    1. My pleasure, GerryC. I love Sue’s and your word prompts, but I seem to get them when you are almost ready for the next one and I feel as if I can’t keep up. Trying, though!

  2. Insightful, Maureen.
    I find music helps, no words, just beautiful music.
    Contemplating nature, looking at the trees outside, time by the ocean, these make up little changes in my routine and help shift my spirit into a better space.

    1. Susan Dunn, you are amazing! I love your suggestions of gentle, self-compassionate activities that help to shift your spirit and mindset. I will incorporate them into my days. Thank you.

  3. You are a remarkable woman, Maureen. I’m amazed at your energy; you are an inspiration to us all.
    The advice from your friend Maureen about tackling jobs in half-hour bites is good.
    I’ve had similar advice about pacing myself from the Long Covid clinic.

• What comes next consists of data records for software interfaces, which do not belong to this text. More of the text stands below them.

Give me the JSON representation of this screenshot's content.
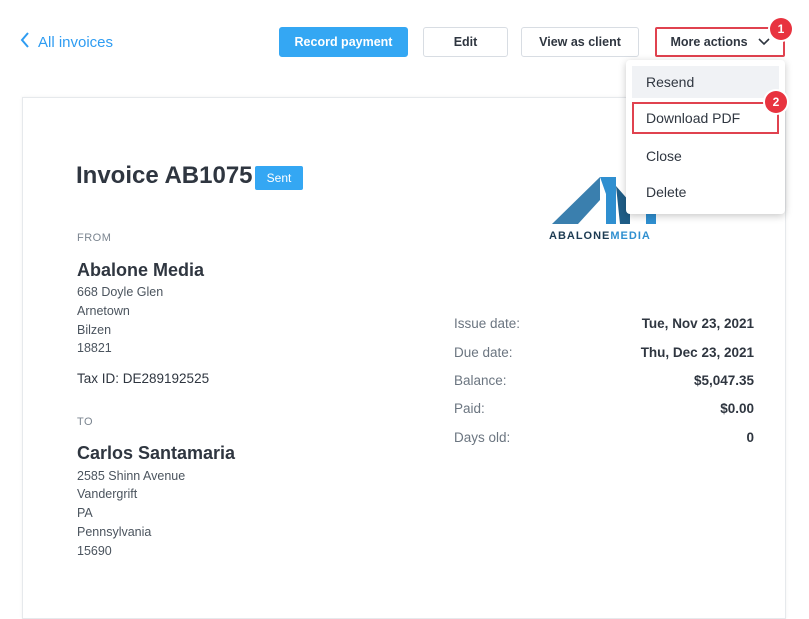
{
  "header": {
    "back_label": "All invoices",
    "record_payment_label": "Record payment",
    "edit_label": "Edit",
    "view_as_client_label": "View as client",
    "more_actions_label": "More actions"
  },
  "annotations": {
    "step1": "1",
    "step2": "2"
  },
  "dropdown": {
    "resend": "Resend",
    "download_pdf": "Download PDF",
    "close": "Close",
    "delete": "Delete"
  },
  "invoice": {
    "title": "Invoice AB1075",
    "status": "Sent",
    "from_label": "FROM",
    "to_label": "TO",
    "from": {
      "name": "Abalone Media",
      "address": [
        "668 Doyle Glen",
        "Arnetown",
        "Bilzen",
        "18821"
      ],
      "tax_id": "Tax ID: DE289192525"
    },
    "to": {
      "name": "Carlos Santamaria",
      "address": [
        "2585 Shinn Avenue",
        "Vandergrift",
        "PA",
        "Pennsylvania",
        "15690"
      ]
    },
    "details": [
      {
        "label": "Issue date:",
        "value": "Tue, Nov 23, 2021"
      },
      {
        "label": "Due date:",
        "value": "Thu, Dec 23, 2021"
      },
      {
        "label": "Balance:",
        "value": "$5,047.35"
      },
      {
        "label": "Paid:",
        "value": "$0.00"
      },
      {
        "label": "Days old:",
        "value": "0"
      }
    ]
  },
  "logo": {
    "text_dark": "ABALONE",
    "text_accent": "MEDIA"
  },
  "colors": {
    "accent": "#34a7f3",
    "highlight": "#e0424f",
    "badge": "#e8333f"
  },
  "icons": [
    "chevron-left-icon",
    "chevron-down-icon",
    "abalone-media-logo"
  ]
}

    Just for the record, I’ve become an expert procrastinator.

    1. Hard to believe you’d ever be a procrastinator, Sue W. Your usual daily round sounds full of movement, life and joy. You’re a bit hard on yourself to call recovering from long COVID procrastination.

      1. Thank you for your kind words, Maureen.
        I don’t get notifications of your replies for some very odd reason. And I have the same problem with other sites that are self-hosted. It never used to be the case, so I imagine it’s the fault of WordPress; hopefully, it will right itself. Please forgive me if I miss your replies.

  4. Maureen Helen for a very long time I too have had trouble getting back to sleep after waking in the night. The best advice I had was from my son who studied Chinese medicine: breathe in deeply through your nose for the count of 4, hold that breath for the count of 7, breathe out slowly through your mouth for the count of 8. Repeat 3 times.

Comments are closed.